Four years ago, Taylor McCoy was sitting in her dorm room scrolling through Instagram. McCoy, like many other college freshmen, had fallen victim to “the freshman 15.” As she scrolled, she saw a friend of a friend promoting a product that caught her attention: The Arbonne 30 Days to Healthy Living. McCoy, intrigued with the product, navigated out of instagram and began texting her father.
“Dad, I found something that I want to try but I don’t have any money right now. Will you buy it for me?”
“What is it?”
“It’s the Arbonne 30 Days to Healthy Living. It’s a little bit expensive though.”
“I’ll make a deal with you. I will buy this for you, and then you can sell the products until you make enough money to pay me back.”
So McCoy contacted the friend of the friend and ordered the products. Then she signed up to be an Arbonne Consultant.
McCoy began using the products: drinking the protein shakes, brewing the detox teas and taking the digestion pills everyday. After a few weeks McCoy realized the products were working for her. She felt sharper, more energized and she was losing the weight.
After posting about her success on Instagram, McCoy experienced an influx in her sales. Her friends who had originally poked fun at her new business, were now ordering the products. In a month, she had made enough money to pay back her father.
“I realized that this was a way I could make money in college,” said McCoy. “It was flexible, I liked the products and I had already made a lot of money doing it.” McCoy stayed on as a consultant and used the money she had made to fund her life in college.
Multi-level marketing through social media is a new way that many people, especially college students have found that they can make extra income every month.
Before social media, multi-level marketing consisted of someone signing up to sell a product then inviting all their friends to a party where they advertised their products. Now with social media, consultants don’t have to wait for parties to market products to their friends and acquaintances. They can do it with just a few taps over their phones.
According to McCoy the secret to selling products via Instagram is to limit how many times a day you are actually promoting the products.
“No one wants to feel like they are being sold to” she said. “They want to see you as a person, and then see you using and achieving success with the products.”
One in every four of McCoy’s Instagram posts is related to Arbonne. Then McCoy’s friends and her fellow Arbonne consultants will “like” her content which makes her look more appealing to potential new customers who come across her profile on social media.
McCoy is not the only student who has figured out this selling model.
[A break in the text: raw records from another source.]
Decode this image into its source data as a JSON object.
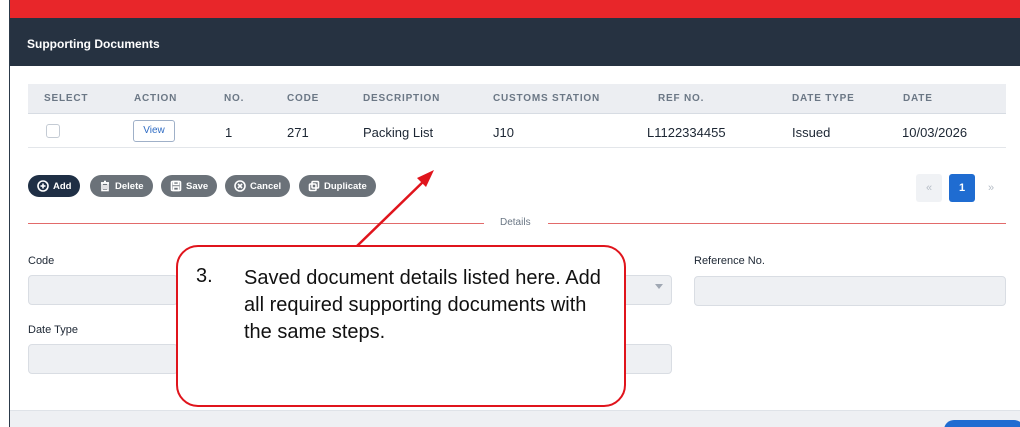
{
  "header": {
    "title": "Supporting Documents"
  },
  "table": {
    "columns": [
      "SELECT",
      "ACTION",
      "NO.",
      "CODE",
      "DESCRIPTION",
      "CUSTOMS STATION",
      "REF NO.",
      "DATE TYPE",
      "DATE"
    ],
    "rows": [
      {
        "action": "View",
        "no": "1",
        "code": "271",
        "description": "Packing List",
        "customs_station": "J10",
        "ref_no": "L1122334455",
        "date_type": "Issued",
        "date": "10/03/2026"
      }
    ]
  },
  "toolbar": {
    "add": "Add",
    "delete": "Delete",
    "save": "Save",
    "cancel": "Cancel",
    "duplicate": "Duplicate"
  },
  "pager": {
    "prev": "«",
    "page": "1",
    "next": "»"
  },
  "details": {
    "section_label": "Details",
    "code_label": "Code",
    "reference_label": "Reference No.",
    "date_type_label": "Date Type"
  },
  "callout": {
    "number": "3.",
    "text": "Saved document details listed here. Add all required supporting documents with the same steps."
  },
  "colors": {
    "accent_red": "#e8262a",
    "header_dark": "#263241",
    "primary_blue": "#1f6cd1"
  },
  "icons": {
    "add": "plus-circle-icon",
    "delete": "trash-icon",
    "save": "floppy-icon",
    "cancel": "x-circle-icon",
    "duplicate": "copy-icon"
  }
}
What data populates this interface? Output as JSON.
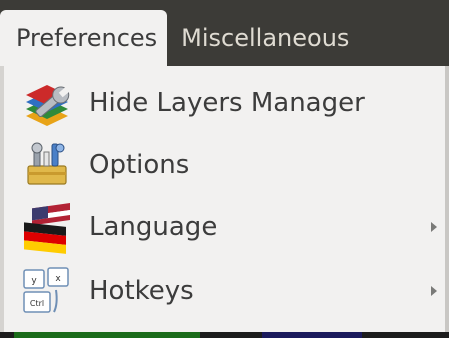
{
  "menubar": {
    "items": [
      {
        "label": "Preferences",
        "state": "open"
      },
      {
        "label": "Miscellaneous",
        "state": "closed"
      }
    ]
  },
  "menu": {
    "items": [
      {
        "label": "Hide Layers Manager",
        "icon": "layers-wrench-icon",
        "has_submenu": false
      },
      {
        "label": "Options",
        "icon": "toolbox-settings-icon",
        "has_submenu": false
      },
      {
        "label": "Language",
        "icon": "flags-language-icon",
        "has_submenu": true
      },
      {
        "label": "Hotkeys",
        "icon": "keyboard-keys-icon",
        "has_submenu": true
      }
    ]
  },
  "colors": {
    "menubar_bg": "#3c3b37",
    "menubar_text": "#dfdbd2",
    "menu_bg": "#f2f1f0",
    "menu_text": "#3c3c3c"
  }
}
University of Oklahoma junior Taylor Thibodeau sells Monat hair products to pay her rent and college tuition.
“I began selling Monat when a friend of a friend reached out to me on Instagram” Thibodeau said. “I tried to products, realized I liked them and then I signed up to sell it.”
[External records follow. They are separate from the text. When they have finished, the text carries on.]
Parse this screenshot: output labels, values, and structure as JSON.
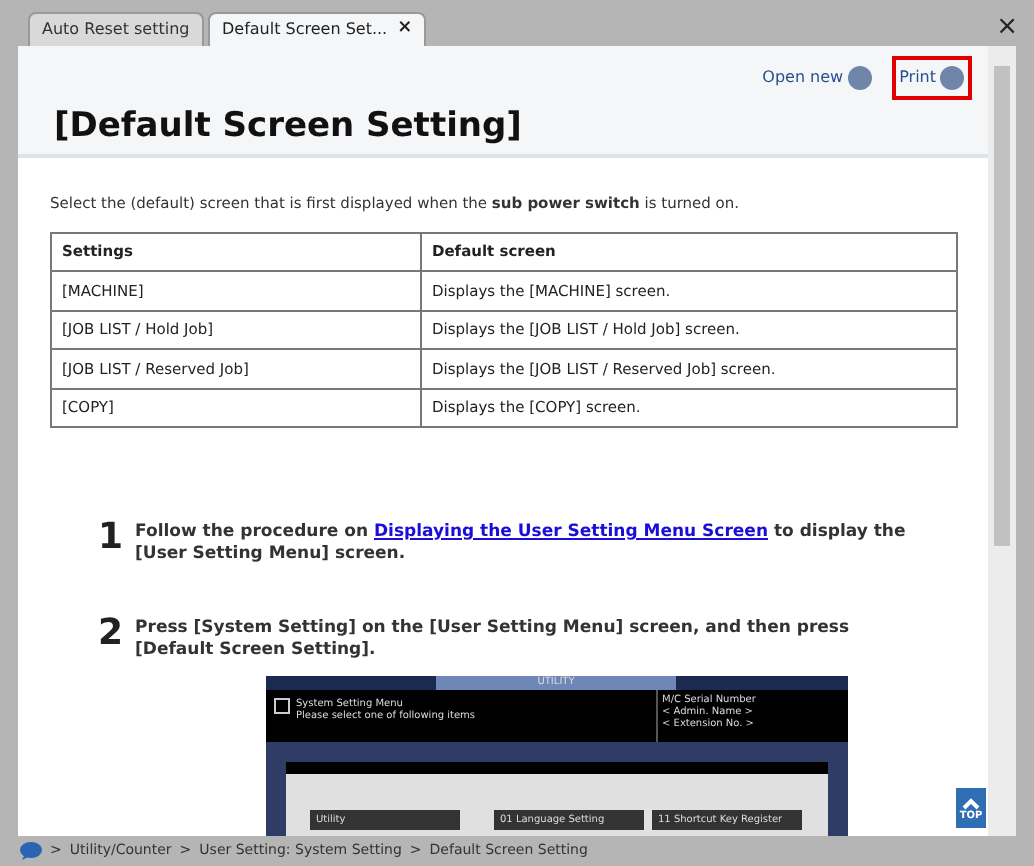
{
  "tabs": [
    {
      "label": "Auto Reset setting",
      "selected": false
    },
    {
      "label": "Default Screen Set...",
      "selected": true,
      "close": "×"
    }
  ],
  "window_close": "×",
  "header": {
    "open_new": "Open new",
    "print": "Print",
    "title": "[Default Screen Setting]"
  },
  "intro": "Select the (default) screen that is first displayed when the **sub power switch** is turned on.",
  "table": {
    "columns": [
      "Settings",
      "Default screen"
    ],
    "rows": [
      [
        "[MACHINE]",
        "Displays the [MACHINE] screen."
      ],
      [
        "[JOB LIST / Hold Job]",
        "Displays the [JOB LIST / Hold Job] screen."
      ],
      [
        "[JOB LIST / Reserved Job]",
        "Displays the [JOB LIST / Reserved Job] screen."
      ],
      [
        "[COPY]",
        "Displays the [COPY] screen."
      ]
    ]
  },
  "steps": [
    {
      "number": "1",
      "before": "Follow the procedure on ",
      "link": "Displaying the User Setting Menu Screen",
      "after": " to display the [User Setting Menu] screen."
    },
    {
      "number": "2",
      "before": "Press [System Setting] on the [User Setting Menu] screen, and then press [Default Screen Setting]."
    }
  ],
  "device_screen": {
    "tab": "UTILITY",
    "menu_title": "System Setting Menu",
    "menu_hint": "Please select one of following items",
    "serial": "M/C Serial Number",
    "admin": "< Admin. Name >",
    "extension": "< Extension No. >",
    "left_button": "Utility",
    "buttons": [
      "01 Language Setting",
      "11 Shortcut Key Register"
    ]
  },
  "top_button": "TOP",
  "breadcrumb": [
    "Utility/Counter",
    "User Setting: System Setting",
    "Default Screen Setting"
  ],
  "breadcrumb_separator": ">"
}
Where public perception of these companies begins to turn negative is recruitment. According toThibodeau many people have reached out to her via social media and have accused her of being in a pyramid scheme.
“I’m not nor have I ever been in a pyramid scheme” Thibodeau said while laughing. “First of all pyramid schemes are illegal so my company would have been shut down if that were the case. Second of all, I don’t make money by recruiting new people I get paid for training them.”
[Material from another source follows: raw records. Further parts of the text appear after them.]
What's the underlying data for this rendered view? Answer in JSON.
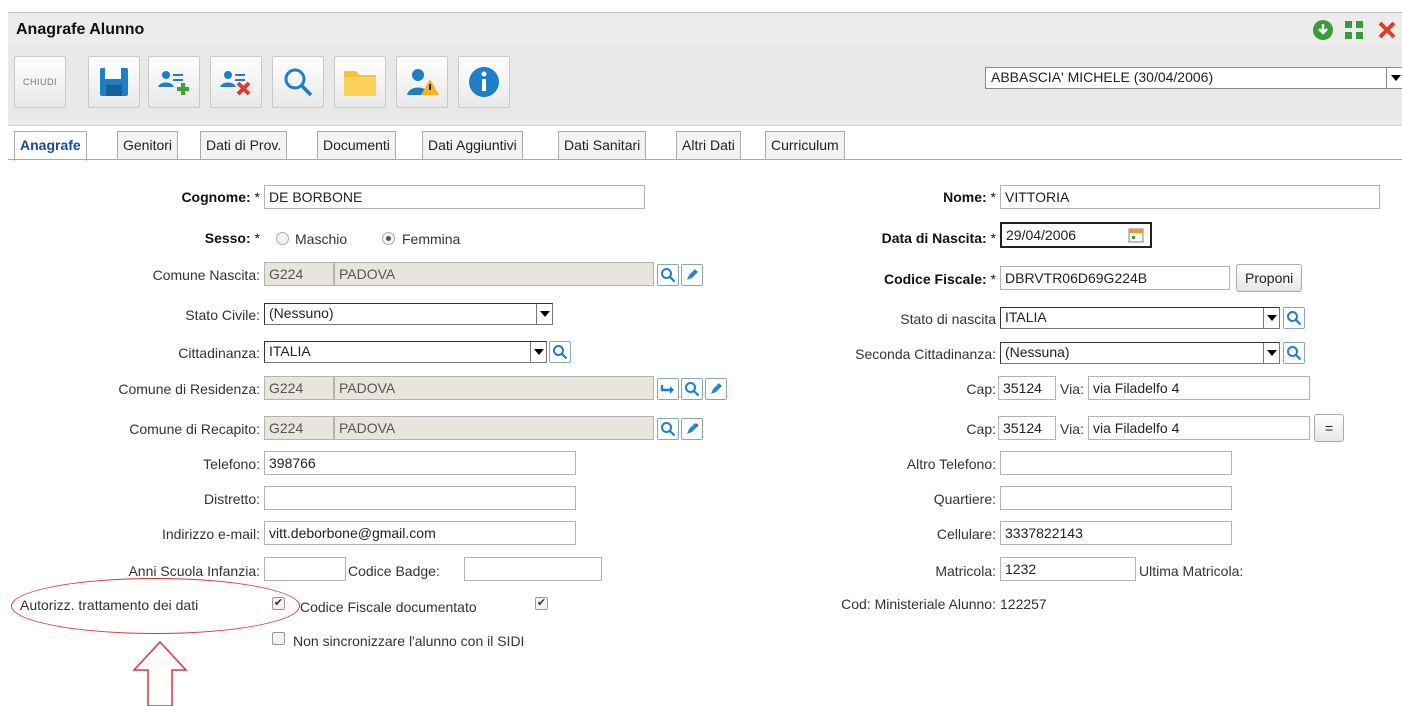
{
  "window": {
    "title": "Anagrafe Alunno"
  },
  "toolbar": {
    "close_label": "CHIUDI"
  },
  "student_selector": {
    "value": "ABBASCIA' MICHELE (30/04/2006)"
  },
  "tabs": [
    {
      "label": "Anagrafe"
    },
    {
      "label": "Genitori"
    },
    {
      "label": "Dati di Prov."
    },
    {
      "label": "Documenti"
    },
    {
      "label": "Dati Aggiuntivi"
    },
    {
      "label": "Dati Sanitari"
    },
    {
      "label": "Altri Dati"
    },
    {
      "label": "Curriculum"
    }
  ],
  "form": {
    "cognome": {
      "label": "Cognome:",
      "req": "*",
      "value": "DE BORBONE"
    },
    "nome": {
      "label": "Nome:",
      "req": "*",
      "value": "VITTORIA"
    },
    "sesso": {
      "label": "Sesso:",
      "req": "*",
      "opt1": "Maschio",
      "opt2": "Femmina"
    },
    "data_nascita": {
      "label": "Data di Nascita:",
      "req": "*",
      "value": "29/04/2006"
    },
    "comune_nascita": {
      "label": "Comune Nascita:",
      "code": "G224",
      "name": "PADOVA"
    },
    "codice_fiscale": {
      "label": "Codice Fiscale:",
      "req": "*",
      "value": "DBRVTR06D69G224B",
      "button": "Proponi"
    },
    "stato_civile": {
      "label": "Stato Civile:",
      "value": "(Nessuno)"
    },
    "stato_nascita": {
      "label": "Stato di nascita",
      "value": "ITALIA"
    },
    "cittadinanza": {
      "label": "Cittadinanza:",
      "value": "ITALIA"
    },
    "seconda_cittadinanza": {
      "label": "Seconda Cittadinanza:",
      "value": "(Nessuna)"
    },
    "comune_residenza": {
      "label": "Comune di Residenza:",
      "code": "G224",
      "name": "PADOVA"
    },
    "cap_residenza": {
      "cap_label": "Cap:",
      "cap": "35124",
      "via_label": "Via:",
      "via": "via Filadelfo 4"
    },
    "comune_recapito": {
      "label": "Comune di Recapito:",
      "code": "G224",
      "name": "PADOVA"
    },
    "cap_recapito": {
      "cap_label": "Cap:",
      "cap": "35124",
      "via_label": "Via:",
      "via": "via Filadelfo 4",
      "copy_button": "="
    },
    "telefono": {
      "label": "Telefono:",
      "value": "398766"
    },
    "altro_telefono": {
      "label": "Altro Telefono:",
      "value": ""
    },
    "distretto": {
      "label": "Distretto:",
      "value": ""
    },
    "quartiere": {
      "label": "Quartiere:",
      "value": ""
    },
    "email": {
      "label": "Indirizzo e-mail:",
      "value": "vitt.deborbone@gmail.com"
    },
    "cellulare": {
      "label": "Cellulare:",
      "value": "3337822143"
    },
    "anni_infanzia": {
      "label": "Anni Scuola Infanzia:",
      "value": ""
    },
    "codice_badge": {
      "label": "Codice Badge:",
      "value": ""
    },
    "matricola": {
      "label": "Matricola:",
      "value": "1232",
      "ultima_label": "Ultima Matricola:"
    },
    "autorizz": {
      "label": "Autorizz. trattamento dei dati"
    },
    "cf_documentato": {
      "label": "Codice Fiscale documentato"
    },
    "cod_ministeriale": {
      "label": "Cod: Ministeriale Alunno:",
      "value": "122257"
    },
    "non_sincronizzare": {
      "label": "Non sincronizzare l'alunno con il SIDI"
    }
  },
  "colors": {
    "accent": "#174a99",
    "annotation": "#d9353a",
    "toolbar_blue": "#1f7fc4"
  }
}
On New York Attorney General Letitia James’s website, she explains the difference between the two. A pyramid scheme “involves the sale of products or distributorships in an attempt to show legitimacy.” The profits in a pyramid scheme are dependent on the recruitment of new people to invest in the company rather than the sale of the product.
Multi-level marketing, on the other hand, are when products are sold through a network of distributors and salesmen who earn commission on the sales they make. Recruitment is a factor in multi-level marketing, but in order to stay legitimate the majority money and the emphasis of the company cannot be in recruitment.
Pyramid schemes and multi-level marketing both share a pyramid like structure so they can appear similar, and it some cases a multi-level marketing business can be a pyramid scheme in disguise.
One famous case of a multi-level marketing business that is currently being sued by the Washington State Attorney General Bob Ferguson is LuLaRoe. A lawsuit that is bringing a bad name to multi-level marketing.
“I think that the investigation of LuLaRoe is definitely a big part of the negative perception of multi-level marketing” Thibodeau said “In fact, it wouldn’t surprise me if that was one of the factors that is causing social media platforms like Instagram to crack down on people who make their money through social media.”
The crack downs Thibodeau is referring to are Instagram proposing to take away the feature that allows users to view how many likes a picture receives and the feature that allows users to see who is viewing their stories.
The initial lawsuit against LuLaRoe was filed in January 2019 and Instagram began testing out removing likes and views in April 2019.
For social media influencers and sellers this proposed change is extremely worrying, because seeing who is engaging in the content they are promoting allows sellers to know who is interested in their products and who they should reach out to.
“It feels like a shot at people who influence and sell products over social media,” McCoy said. “It takes away the primary tool for showing that people like and use our products and our tool for measuring interest in our products.”
According to McCoy, around 90 percent of her sales come from Instagram. From that 90 percent, about 40 percent of those sales comes from her reaching out to her follows because she has seen that they have interacted with her content.
“If I can’t see who is interested and engaging in my content, I won’t know who to reach out to and I won’t make that sale” said McCoy“This is the income I have lived off of in college, and if a large portion of it goes away next semester I don’t know what I would do.”